The bats absolutely exploded today.
For the past week-and-a-half, the Blue Jays have been rolling along and hitting like the team they were expected to be, but today was a whole different animal, as they teed off for a season-high 12runs.
Jose Berrios allowed a two-run bomb to his former teammate Jorge Polanco in the first inning but it was all Blue Jays after that. Bo Bichette hit a solo dinger in the bottom of the first, Cavan Biggio ripped a two-run double in a four-run second inning, Alejandro Kirk hit a two-run bomb in the third, and Vladdy Jr. smacked a ball over the left field wall in the fourth. The Blue Jays would add a few more runs in garbage time and ultimately won 12-3.
It was the best game we’ve seen from Toronto’s bats all season, as they had 16 hits, six of which were for extra bases, and they walked six times while only striking out five times.
If you look around the league, a lot of teams have been teeing off lately as well. On Friday, the Giants put up 15 on the Marlins, the Cardinals put up 14 on the Cubs, the Yankees scored 10 on the Tigers, and both Houston and Philly scored 10. If you follow the MLB Home Run Tracker account on Twitter
, you’ll likely have noticed it’s been more active over the past few days as well.
Are guys remembering how to hit?! Is the weather getting warmer?!? Apparently, the dead ball is gone and the juiced ball is back!
According to Ballpark Pal, home runs over the course of April and most of May were happening much, much less than usual. Ballpark Pal notes that this changed at some point in mid-May, and the number of home runs seen around baseball has been skyrocketing back to normal.
On Monday night it was Chris Taylor’s turn to express befuddlement. The L.A. Dodgers utility player had smoked a fastball in the sixth inning and watched as it barely cleared the fence for a home run.

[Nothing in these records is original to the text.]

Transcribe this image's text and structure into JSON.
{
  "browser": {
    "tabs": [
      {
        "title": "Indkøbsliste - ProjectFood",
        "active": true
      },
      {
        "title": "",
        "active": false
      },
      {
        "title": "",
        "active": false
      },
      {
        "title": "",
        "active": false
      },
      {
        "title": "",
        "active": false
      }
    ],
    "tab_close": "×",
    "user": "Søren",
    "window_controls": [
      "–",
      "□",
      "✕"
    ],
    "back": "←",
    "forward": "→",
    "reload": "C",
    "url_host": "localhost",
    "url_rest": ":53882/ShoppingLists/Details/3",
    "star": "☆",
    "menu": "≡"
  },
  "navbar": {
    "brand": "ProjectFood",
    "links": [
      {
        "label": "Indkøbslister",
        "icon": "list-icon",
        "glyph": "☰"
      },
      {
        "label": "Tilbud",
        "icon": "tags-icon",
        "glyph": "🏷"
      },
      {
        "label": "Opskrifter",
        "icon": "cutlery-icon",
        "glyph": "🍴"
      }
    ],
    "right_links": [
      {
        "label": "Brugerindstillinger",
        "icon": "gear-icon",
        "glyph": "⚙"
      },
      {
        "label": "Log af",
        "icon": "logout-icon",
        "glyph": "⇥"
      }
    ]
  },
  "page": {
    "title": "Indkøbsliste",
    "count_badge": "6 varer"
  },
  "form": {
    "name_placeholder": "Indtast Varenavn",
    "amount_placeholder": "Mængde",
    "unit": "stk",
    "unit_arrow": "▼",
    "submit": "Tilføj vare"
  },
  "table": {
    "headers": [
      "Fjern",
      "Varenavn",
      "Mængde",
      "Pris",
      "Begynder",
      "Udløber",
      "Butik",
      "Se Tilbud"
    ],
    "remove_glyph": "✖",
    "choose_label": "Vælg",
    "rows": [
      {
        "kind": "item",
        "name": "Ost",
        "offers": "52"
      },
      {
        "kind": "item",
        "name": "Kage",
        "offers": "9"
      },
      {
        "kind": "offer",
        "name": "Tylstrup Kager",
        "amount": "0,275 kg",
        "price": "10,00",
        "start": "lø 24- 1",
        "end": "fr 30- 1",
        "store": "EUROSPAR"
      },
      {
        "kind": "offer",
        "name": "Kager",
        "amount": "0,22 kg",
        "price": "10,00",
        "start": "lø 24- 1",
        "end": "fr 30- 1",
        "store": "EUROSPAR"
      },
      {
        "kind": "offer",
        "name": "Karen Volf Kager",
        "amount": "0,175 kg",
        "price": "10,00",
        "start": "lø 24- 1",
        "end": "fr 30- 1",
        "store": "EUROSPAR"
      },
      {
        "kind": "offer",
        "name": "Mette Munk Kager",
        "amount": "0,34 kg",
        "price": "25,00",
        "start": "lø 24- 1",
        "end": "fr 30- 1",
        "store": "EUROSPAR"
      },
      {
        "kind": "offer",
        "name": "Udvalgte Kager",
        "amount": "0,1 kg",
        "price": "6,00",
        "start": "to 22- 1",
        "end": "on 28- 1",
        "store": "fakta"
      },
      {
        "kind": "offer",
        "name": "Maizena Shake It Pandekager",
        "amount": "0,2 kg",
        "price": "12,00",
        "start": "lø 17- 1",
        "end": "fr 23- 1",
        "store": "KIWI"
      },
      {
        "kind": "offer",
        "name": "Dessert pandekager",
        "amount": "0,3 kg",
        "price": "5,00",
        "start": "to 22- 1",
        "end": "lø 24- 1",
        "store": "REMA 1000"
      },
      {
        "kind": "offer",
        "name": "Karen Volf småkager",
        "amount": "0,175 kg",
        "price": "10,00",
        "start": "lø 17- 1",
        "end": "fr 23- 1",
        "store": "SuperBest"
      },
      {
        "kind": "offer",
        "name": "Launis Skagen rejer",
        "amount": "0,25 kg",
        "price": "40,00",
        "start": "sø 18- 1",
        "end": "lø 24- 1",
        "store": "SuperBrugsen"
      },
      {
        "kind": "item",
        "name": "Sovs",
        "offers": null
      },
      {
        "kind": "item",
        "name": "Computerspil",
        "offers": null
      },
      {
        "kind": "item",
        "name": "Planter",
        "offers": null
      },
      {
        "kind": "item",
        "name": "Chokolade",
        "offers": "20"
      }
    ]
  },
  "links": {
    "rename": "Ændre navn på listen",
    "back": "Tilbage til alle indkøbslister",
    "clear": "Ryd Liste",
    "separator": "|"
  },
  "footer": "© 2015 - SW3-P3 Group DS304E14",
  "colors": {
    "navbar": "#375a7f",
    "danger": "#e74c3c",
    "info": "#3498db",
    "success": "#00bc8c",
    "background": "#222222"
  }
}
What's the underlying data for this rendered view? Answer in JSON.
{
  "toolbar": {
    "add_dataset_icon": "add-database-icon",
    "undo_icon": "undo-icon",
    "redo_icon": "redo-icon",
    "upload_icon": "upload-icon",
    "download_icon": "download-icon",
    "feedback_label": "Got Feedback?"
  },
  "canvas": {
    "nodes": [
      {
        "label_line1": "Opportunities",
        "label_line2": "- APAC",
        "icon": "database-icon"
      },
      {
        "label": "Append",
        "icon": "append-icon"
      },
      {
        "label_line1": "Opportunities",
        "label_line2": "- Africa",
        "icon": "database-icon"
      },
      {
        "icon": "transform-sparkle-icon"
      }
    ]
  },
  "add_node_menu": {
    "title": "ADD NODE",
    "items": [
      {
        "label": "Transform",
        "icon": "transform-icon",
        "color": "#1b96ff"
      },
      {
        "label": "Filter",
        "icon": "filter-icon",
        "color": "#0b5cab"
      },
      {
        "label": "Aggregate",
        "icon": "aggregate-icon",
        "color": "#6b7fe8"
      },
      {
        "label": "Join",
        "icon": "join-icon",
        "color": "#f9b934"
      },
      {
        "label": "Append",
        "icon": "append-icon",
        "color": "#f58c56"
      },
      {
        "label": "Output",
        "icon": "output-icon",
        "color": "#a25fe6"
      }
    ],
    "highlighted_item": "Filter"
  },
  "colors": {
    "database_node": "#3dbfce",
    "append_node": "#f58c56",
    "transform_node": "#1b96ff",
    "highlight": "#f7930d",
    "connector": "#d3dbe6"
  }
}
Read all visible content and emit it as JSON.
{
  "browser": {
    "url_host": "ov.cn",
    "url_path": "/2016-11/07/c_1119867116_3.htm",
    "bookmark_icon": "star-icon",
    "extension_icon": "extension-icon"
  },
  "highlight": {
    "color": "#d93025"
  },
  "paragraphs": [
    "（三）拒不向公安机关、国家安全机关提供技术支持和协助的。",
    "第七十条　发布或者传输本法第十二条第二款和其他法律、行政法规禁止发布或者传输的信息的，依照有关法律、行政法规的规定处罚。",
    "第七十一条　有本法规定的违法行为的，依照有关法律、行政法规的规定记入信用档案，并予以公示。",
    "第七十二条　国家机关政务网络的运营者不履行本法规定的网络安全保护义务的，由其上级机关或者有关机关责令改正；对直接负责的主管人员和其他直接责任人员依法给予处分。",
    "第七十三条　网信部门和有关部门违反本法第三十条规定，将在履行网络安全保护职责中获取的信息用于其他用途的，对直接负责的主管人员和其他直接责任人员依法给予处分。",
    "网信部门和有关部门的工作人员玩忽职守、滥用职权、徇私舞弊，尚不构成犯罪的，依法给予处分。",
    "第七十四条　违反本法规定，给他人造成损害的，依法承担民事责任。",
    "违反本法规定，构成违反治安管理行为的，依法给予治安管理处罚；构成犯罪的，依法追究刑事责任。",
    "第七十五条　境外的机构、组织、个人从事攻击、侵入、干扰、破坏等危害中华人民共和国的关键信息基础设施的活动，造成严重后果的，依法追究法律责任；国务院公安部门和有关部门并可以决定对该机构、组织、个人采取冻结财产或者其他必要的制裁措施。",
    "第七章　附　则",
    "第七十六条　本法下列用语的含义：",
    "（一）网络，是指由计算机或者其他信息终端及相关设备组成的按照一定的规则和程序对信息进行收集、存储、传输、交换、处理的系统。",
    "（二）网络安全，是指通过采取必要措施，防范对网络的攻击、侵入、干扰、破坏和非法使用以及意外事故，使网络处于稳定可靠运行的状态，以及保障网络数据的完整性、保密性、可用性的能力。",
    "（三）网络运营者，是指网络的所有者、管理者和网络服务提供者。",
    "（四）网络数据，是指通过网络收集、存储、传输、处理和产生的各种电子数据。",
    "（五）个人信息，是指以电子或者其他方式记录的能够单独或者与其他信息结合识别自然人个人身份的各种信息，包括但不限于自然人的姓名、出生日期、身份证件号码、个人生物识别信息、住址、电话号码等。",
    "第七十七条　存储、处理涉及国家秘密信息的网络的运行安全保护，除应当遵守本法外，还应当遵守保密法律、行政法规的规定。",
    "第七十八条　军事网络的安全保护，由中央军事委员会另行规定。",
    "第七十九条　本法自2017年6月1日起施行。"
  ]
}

“That’s all I got,” Taylor said, explaining that he was surprised the baseball didn’t even make the seats despite his having flushed it. “The balls are doing weird things this year.”
Indeed they are. On any given day in this young season, hitters and pitchers find themselves baffled by the behaviour of the sphere that gives the sport its name. The ball is dead. The ball is slippery. Except for sometimes when it is neither of those things.
The players have certainly noticed. Chris Bassitt of the New York Mets rang alarm bells two weeks ago: “They’re all different,” he said. “The first inning they’re decent. The third inning they’re bad. The fourth inning they’re OK. The fifth inning they’re bad.” His general summary of the state of things with the ball: “Bad.”
The conspiracy theory was that Major League Baseball wanted to deaden the ball in order to take baseball back to what it was like years ago when fielding and stealing bases and all of that was more important. What happened instead was low-scoring games in which the ball would seemingly always die on the warning track when it appeared to be heading for the seats.
Anyways, all of this would track when it comes to the Blue Jays, as it coincides pretty closely with the beginning of their hot streak. The team looked completely limp for the first month-and-a-half of the season and now they’re hitting just like they were last season. Maybe hitting a normal baseball was all they needed!